It was fourth down. Marchetti had just made the tackle on Giants running
back Frank Gifford, when his Colts teammate, Gene "Big Daddy" Lipscomb, fell
on him, breaking the ankle that still bothers him today.
By the time Marchetti was carried off the field and the ball was marked,
the Giants found themselves short of the first down. The stage was set for
quarterback Johnny Unitas' two-minute drill. Unitas would take the Colts down
the field, into the first overtime in pro football history and on to the
franchise's first championship. The Colts won, 23-17.
It was 40 years ago tomorrow.
Last month, 27 players from the 1958 team returned to the city for a
reunion. If you just glanced at them, you might not have recognized a
championship football team. Most of them are in their mid-60s now, with
graying hair.

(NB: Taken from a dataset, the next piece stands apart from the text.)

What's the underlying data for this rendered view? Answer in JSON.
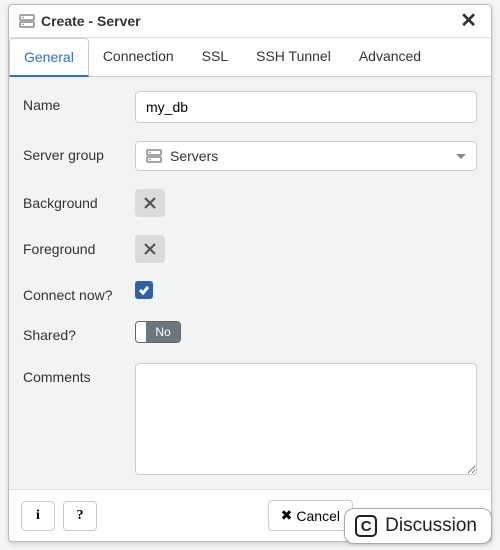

Some are out of shape, with heavy jaws. Some suffer various
illnesses. Several walk with canes. Marchetti limps.
Their coach, Weeb Ewbank, and seven of their teammates have died.
But a closer look leaves little doubt about the identity of these massive
men. Their backs are straight, their shoulders broad. Their eyes are sharp and
their pride palpable.
The Brooklyn Dodgers may have been the Boys of Summer, but the 1958
Baltimore Colts? A Team for All Seasons.
They played not for a lot of money, but for their own esteem and that of
their city. They were rugged men in a rugged era who played a hard game.
"I never saw so much love between a group as I saw back then," says
Cecelia Lipscomb, Big Daddy's widow. "They wanted to play for each other. They
still have that camaraderie."
Yvonne Ameche-Davis, the widow of Alan "The Horse" Ameche, recalled that
no one cared who scored, so long as someone scored.
"It was a different time," she says.
A time when ballplayers lived next door and ate at the same restaurants
their fans did. A time when they signed autographs for nothing, before and
after making history.
"The longer I live," says Raymond Berry, the still-svelte Hall of Fame
wide receiver, "the more amazed I am by what an absolutely special time it
They still represent a special kind of athlete. As Cecelia Lipscomb says,
there are stars among them now -- six Hall of Famers -- Marchetti, Berry,
Unitas, Lenny Moore, Jim Parker and Art Donovan. But they still deflect
individual glory with the same ease Milt Davis used to deflect passes from a
Ask them: "What has that game meant to you over the years?" And the
answers come back redirected, fuzzy or, if personally applied, with a touch of
"That game, all it has meant to me was winning a championship," Unitas
says. "It meant a lot more to the National Football League. This game put the
NFL on the map. But to us, it was just another game. Baltimore had never had a
championship. We just wanted to win, that's all."
It was a game for the ages. A game that still mesmerizes when watched on
film for the first time.
It was a game that mattered to the NFL, in a big way, as Unitas says. But
to this day, it is a game that matters to the Colts, and to the broadcasters
who called it and the city that celebrated it.